Finally, Fintechs can help provide structure for Gig Economy workers who may not have access to traditional employment benefits like retirement savings plans or health insurance. Fintechs can provide access to these benefits through innovative solutions like micro-insurance and micro-pensions, which can help Gig Economy workers protect themselves and their families from financial risks.
These are some of the opportunities that we have identified as synergies between these two economic sectors.
Impact of Fintech and Gig Economy on Africa's Economy
The impact of fintech and the gig economy on Africa's economy has been largely positive. Fintech has greatly increased financial inclusion in Africa, making it easier for people to access financial services. The gig economy has also created jobs and provided opportunities for people to earn a living.
However, there are also challenges that need to be addressed. One of the main challenges is regulation and policy. Many African countries lack clear regulations and policies for fintech and the gig economy, which can hinder their growth. The digital divide is also a challenge, as not everyone in Africa has access to mobile technology. Finally, financial literacy is an issue, as many people in Africa may not understand how to use financial products and services.
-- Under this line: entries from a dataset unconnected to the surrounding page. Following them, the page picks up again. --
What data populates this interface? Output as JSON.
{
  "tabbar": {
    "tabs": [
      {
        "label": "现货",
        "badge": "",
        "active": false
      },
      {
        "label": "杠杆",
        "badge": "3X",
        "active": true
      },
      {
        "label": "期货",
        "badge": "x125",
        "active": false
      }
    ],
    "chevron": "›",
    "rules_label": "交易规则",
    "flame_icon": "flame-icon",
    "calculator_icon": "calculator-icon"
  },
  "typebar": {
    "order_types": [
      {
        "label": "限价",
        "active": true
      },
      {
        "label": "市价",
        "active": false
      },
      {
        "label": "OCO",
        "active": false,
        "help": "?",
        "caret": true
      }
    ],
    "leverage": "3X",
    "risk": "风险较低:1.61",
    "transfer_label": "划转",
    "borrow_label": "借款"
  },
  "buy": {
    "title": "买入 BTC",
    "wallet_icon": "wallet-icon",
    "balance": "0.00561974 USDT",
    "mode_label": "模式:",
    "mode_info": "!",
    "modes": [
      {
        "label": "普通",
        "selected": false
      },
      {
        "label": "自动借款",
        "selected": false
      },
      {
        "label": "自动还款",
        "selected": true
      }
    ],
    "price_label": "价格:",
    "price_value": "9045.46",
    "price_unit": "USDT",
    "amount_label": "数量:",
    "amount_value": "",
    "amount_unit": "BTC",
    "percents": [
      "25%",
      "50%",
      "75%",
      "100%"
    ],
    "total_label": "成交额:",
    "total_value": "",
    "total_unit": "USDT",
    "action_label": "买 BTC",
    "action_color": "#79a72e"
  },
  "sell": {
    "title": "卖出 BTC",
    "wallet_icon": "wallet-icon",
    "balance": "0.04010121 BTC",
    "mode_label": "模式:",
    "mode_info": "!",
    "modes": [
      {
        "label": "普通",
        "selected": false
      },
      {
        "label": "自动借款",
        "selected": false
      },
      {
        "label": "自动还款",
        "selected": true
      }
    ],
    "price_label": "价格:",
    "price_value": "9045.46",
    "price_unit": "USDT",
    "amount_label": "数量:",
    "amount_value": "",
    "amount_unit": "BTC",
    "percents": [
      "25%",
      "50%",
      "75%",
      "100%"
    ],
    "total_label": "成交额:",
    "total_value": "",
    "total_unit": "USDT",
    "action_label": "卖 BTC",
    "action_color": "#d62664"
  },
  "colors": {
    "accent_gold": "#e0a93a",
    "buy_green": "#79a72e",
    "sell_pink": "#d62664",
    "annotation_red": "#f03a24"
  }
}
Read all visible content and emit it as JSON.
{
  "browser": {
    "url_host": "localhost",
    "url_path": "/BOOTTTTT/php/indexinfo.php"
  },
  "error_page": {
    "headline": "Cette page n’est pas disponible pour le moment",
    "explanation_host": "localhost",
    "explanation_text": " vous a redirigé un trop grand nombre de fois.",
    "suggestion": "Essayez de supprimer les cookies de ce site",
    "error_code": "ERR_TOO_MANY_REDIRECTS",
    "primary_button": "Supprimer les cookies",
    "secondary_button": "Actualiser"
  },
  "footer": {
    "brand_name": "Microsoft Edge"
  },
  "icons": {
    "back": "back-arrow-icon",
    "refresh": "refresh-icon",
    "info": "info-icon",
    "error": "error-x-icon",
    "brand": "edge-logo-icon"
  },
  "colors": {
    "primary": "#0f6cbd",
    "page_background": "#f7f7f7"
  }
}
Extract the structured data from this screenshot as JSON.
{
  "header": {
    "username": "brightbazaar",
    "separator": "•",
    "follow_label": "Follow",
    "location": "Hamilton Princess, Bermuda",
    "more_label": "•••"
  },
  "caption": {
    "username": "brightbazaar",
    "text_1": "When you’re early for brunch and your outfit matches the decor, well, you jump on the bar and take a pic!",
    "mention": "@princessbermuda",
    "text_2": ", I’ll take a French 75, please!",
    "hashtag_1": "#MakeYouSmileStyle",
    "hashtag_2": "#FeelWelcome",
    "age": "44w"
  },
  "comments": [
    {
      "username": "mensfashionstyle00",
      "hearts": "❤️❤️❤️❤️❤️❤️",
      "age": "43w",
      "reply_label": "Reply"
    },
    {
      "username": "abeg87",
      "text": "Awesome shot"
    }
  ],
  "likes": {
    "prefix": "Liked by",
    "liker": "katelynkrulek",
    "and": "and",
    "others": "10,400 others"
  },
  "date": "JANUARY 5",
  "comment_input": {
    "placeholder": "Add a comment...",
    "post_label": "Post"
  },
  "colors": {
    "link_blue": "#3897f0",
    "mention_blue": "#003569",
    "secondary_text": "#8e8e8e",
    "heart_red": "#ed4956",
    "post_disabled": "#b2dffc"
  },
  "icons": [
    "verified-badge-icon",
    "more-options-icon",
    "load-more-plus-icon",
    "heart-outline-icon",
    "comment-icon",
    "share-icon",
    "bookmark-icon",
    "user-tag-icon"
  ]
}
In conclusion, fintech and the gig economy have the potential to transform Africa's economy. Fintech solutions such as mobile money and digital banking have increased financial inclusion, while the gig economy has created jobs and provided opportunities for people to earn a living. Synergies between fintech and the gig economy can further enhance their impact on Africa's economy. However, there are also challenges that need to be addressed, such as regulation and policy, the digital divide, and financial literacy. With the right policies and regulations in place, fintech and the gig economy can continue to drive economic growth and create opportunities for Africans.
To overcome these challenges and maximize the potential of fintech and the gig economy, African governments need to take proactive steps. This includes creating clear and supportive regulatory frameworks that foster innovation while protecting consumers. Governments should also invest in digital infrastructure and promote digital literacy to ensure that everyone has access to the benefits of fintech and the gig economy.
In addition, collaboration between the private and public sectors is crucial. Governments can work with fintech companies and gig economy platforms to develop solutions that meet the needs of their citizens. Fintech and gig economy companies can also partner with traditional financial institutions to create new products and services that bridge the gap between the formal and informal economies.
Overall, the future looks bright for fintech and the gig economy in Africa. With the right policies and partnerships in place, these sectors have the potential to drive economic growth, create jobs, and improve the lives of millions of Africans.
About The Contributor
Tanya Kabuya is the founder of Wizz Digital, a South Africa & Nigeria-based marketing strategy consultancy that assists Tech Startups & consulting businesses to grow their audiences, attract clients, and cultivate brand recognition through social media by deploying the Content Marketing Ecosystem Playbook, our proprietary Framework. Find out more